◆ **Excerpts from an interface dataset**
********************

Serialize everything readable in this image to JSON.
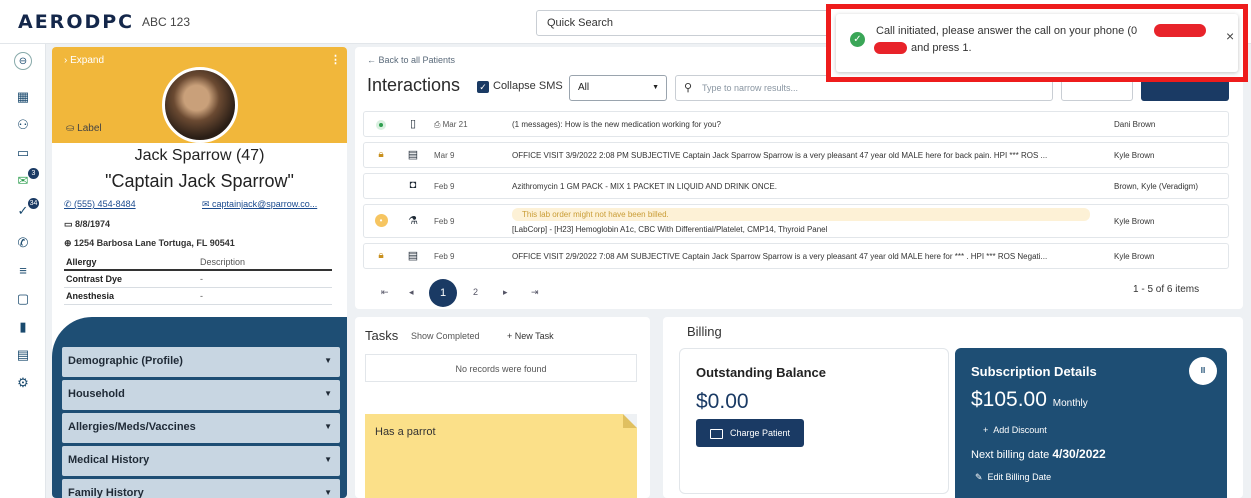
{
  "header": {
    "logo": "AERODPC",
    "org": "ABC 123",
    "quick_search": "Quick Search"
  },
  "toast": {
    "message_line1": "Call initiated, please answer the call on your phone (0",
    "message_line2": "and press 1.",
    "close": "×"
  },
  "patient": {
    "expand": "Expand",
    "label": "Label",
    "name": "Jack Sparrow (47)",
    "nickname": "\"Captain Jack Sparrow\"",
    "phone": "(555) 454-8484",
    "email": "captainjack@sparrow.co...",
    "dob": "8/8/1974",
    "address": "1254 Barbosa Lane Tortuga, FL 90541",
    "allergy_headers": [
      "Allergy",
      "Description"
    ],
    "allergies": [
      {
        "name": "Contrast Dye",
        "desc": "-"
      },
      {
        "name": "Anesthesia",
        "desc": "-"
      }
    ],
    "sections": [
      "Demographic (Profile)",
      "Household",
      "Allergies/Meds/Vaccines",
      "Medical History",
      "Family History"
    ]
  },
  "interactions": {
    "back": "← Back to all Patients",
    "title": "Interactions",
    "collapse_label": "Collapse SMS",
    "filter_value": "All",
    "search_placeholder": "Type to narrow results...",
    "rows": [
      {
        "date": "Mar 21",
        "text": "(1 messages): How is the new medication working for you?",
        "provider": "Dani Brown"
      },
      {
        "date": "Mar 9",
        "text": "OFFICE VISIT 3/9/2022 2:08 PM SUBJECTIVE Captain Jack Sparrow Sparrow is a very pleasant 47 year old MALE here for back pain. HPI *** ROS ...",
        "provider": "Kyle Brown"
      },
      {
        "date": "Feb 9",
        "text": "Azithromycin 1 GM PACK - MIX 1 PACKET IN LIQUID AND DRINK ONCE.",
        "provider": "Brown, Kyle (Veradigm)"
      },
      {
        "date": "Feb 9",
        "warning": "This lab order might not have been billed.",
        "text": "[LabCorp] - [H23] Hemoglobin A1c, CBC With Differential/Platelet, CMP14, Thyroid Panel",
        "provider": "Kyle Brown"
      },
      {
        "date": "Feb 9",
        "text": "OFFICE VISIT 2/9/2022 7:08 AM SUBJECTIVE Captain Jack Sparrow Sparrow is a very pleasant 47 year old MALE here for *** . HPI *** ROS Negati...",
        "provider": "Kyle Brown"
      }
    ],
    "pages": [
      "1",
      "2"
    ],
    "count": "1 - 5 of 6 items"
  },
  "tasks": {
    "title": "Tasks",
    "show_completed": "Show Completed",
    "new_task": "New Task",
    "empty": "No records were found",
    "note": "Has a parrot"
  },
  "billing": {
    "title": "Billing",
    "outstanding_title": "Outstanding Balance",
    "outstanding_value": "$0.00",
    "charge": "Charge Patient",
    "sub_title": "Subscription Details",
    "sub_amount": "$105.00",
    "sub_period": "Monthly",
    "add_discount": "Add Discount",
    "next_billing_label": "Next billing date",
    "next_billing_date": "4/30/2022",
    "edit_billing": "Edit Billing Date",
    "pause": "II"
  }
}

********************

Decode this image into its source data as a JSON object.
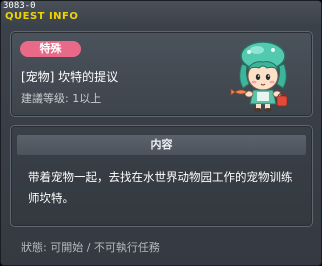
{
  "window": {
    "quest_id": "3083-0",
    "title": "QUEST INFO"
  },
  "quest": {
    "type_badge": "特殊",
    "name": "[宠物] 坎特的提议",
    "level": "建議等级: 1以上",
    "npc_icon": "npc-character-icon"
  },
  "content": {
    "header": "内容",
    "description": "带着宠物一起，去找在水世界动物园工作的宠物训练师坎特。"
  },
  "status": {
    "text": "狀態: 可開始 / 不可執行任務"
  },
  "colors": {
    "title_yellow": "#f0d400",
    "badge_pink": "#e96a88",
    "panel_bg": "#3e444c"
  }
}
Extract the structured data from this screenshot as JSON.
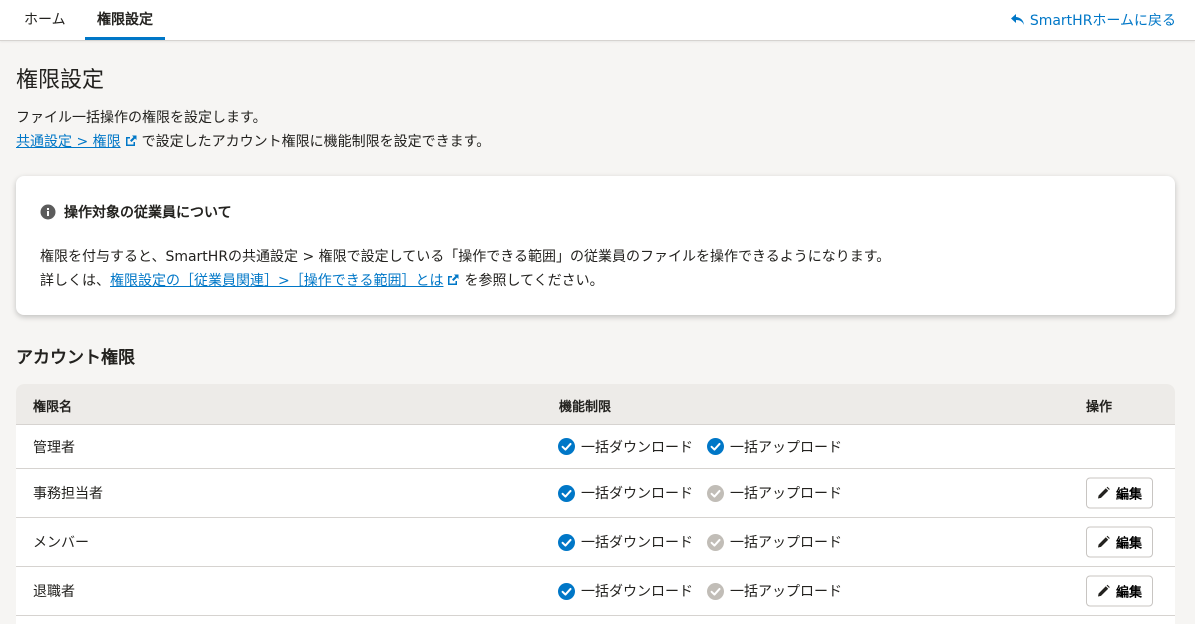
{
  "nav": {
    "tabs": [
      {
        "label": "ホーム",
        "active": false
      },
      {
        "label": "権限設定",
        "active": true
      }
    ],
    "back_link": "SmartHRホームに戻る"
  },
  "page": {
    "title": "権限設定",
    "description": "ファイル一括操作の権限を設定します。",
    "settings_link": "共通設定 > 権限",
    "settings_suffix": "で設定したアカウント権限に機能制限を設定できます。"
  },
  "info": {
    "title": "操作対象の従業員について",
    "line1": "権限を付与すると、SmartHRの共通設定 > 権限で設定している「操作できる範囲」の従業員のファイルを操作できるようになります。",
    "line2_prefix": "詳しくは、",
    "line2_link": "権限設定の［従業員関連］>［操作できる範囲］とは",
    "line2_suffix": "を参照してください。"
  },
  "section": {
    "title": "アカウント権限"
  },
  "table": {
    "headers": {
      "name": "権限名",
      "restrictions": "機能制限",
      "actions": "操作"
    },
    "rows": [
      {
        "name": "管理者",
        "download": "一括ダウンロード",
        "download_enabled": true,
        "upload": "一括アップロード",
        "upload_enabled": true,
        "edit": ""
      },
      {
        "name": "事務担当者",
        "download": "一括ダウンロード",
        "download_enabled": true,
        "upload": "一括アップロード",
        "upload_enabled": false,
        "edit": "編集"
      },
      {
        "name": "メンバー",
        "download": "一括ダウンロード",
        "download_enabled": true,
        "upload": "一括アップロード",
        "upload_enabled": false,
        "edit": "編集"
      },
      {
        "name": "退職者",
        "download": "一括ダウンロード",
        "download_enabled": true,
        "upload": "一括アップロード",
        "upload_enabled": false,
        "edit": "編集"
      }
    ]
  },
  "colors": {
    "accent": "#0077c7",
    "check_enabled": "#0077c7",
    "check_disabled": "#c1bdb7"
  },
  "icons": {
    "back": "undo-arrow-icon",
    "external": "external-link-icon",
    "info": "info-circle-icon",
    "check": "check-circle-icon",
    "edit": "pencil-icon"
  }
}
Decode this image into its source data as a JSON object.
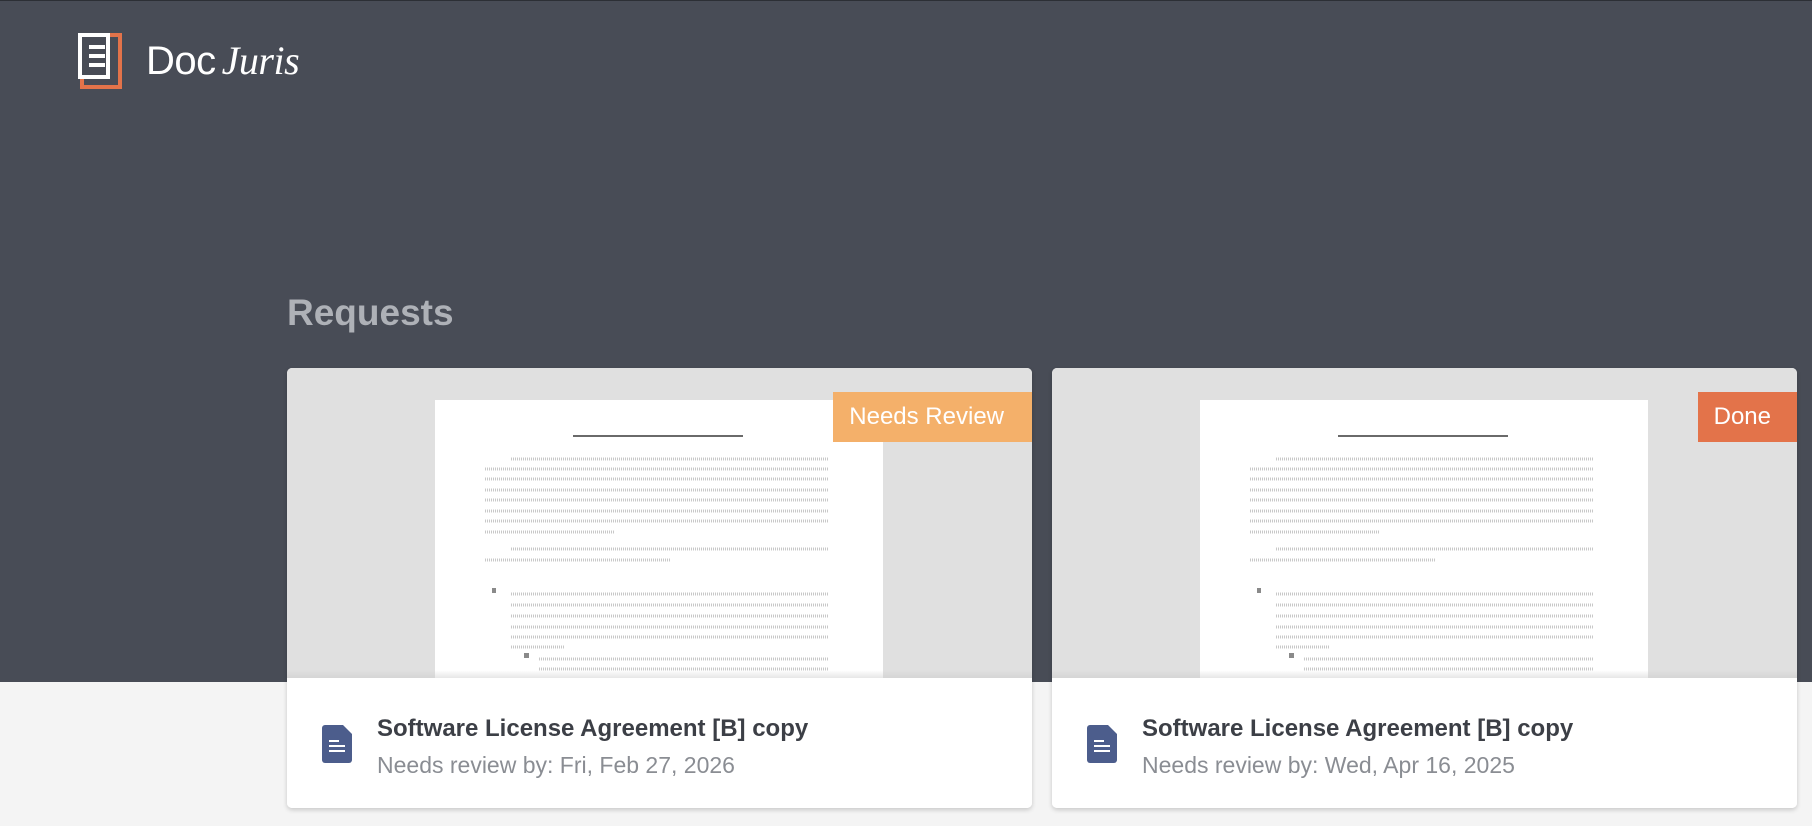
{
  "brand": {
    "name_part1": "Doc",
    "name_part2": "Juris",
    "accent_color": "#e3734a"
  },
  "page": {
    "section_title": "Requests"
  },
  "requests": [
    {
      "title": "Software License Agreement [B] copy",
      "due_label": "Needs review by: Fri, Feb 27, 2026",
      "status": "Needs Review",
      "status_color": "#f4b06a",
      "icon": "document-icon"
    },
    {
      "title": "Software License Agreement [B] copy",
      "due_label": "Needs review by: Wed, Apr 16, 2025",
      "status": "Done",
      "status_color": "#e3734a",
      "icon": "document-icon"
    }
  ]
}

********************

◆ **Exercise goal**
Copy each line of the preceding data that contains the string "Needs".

◆ **Solution to the exercise**
      "due_label": "Needs review by: Fri, Feb 27, 2026",
      "status": "Needs Review",
      "due_label": "Needs review by: Wed, Apr 16, 2025",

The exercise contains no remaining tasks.